In 1968, Bay Area native Doug McKechnie got hold of one the very first modular Moog synthesizers ever made and began finding his own way to play it. Soon, he was hauling the finicky instrument around to perform improvised concerts at colleges and ballrooms, as well as an ill-fated appearance on the bill at Altamont. Many of the performances were recorded, and the surviving tapes—never before released—capture a free-flowing, transportive sound that fills in the gap between the austere mid-century academic avant garde and the expansive cosmic suites of Tangerine Dream and the rest of the Berlin School in the ’70s.
This is not another corny old Moog record. San Francisco Moog sounds as fresh as anything by today’s analog-synth heads while bringing to life a lost moment in the development of the music.
“Astonishing stuff, pure early Moog electronics . . . vibrating with the joy taken in the discovery of the new sounds this machine was capable of.” —Electronic Sound

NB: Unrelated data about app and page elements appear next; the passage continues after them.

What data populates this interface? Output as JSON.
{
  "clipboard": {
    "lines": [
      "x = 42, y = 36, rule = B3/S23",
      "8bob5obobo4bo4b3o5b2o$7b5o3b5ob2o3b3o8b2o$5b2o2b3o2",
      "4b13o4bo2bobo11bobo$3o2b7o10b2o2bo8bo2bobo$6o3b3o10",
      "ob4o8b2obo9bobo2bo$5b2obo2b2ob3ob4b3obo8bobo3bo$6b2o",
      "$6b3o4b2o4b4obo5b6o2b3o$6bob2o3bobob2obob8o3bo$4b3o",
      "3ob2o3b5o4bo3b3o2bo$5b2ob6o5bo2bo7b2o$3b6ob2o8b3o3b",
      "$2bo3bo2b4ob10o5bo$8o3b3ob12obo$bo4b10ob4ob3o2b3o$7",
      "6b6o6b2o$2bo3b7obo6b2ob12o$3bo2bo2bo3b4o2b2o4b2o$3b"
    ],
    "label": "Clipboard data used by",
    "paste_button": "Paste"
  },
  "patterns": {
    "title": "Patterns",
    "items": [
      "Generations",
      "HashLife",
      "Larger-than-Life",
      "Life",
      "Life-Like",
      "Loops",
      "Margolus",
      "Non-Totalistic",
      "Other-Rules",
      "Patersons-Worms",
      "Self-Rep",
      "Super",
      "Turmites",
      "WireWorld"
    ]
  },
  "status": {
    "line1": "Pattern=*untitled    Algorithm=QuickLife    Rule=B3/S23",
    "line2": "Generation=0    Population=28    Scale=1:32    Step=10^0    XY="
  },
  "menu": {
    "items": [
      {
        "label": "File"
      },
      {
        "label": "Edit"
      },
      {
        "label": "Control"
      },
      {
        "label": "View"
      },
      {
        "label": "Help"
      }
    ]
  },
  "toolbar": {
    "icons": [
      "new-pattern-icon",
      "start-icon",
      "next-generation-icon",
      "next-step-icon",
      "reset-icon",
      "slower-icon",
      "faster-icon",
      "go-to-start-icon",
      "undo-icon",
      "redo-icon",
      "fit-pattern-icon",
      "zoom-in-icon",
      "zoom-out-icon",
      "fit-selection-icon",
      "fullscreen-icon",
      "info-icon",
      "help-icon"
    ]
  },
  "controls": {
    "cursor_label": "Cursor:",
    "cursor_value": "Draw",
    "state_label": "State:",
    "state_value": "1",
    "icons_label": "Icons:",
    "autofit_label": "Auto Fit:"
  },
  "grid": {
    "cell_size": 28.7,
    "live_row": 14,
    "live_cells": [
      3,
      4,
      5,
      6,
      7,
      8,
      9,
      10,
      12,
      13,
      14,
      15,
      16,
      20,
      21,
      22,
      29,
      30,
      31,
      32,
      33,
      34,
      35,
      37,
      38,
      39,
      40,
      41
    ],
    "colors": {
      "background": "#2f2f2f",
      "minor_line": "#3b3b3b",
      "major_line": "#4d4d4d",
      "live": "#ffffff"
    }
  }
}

“Presages both Tangerine Dream’s soundtracks and, in its most grimy moments, ‘Acid Tracks.” —The Wire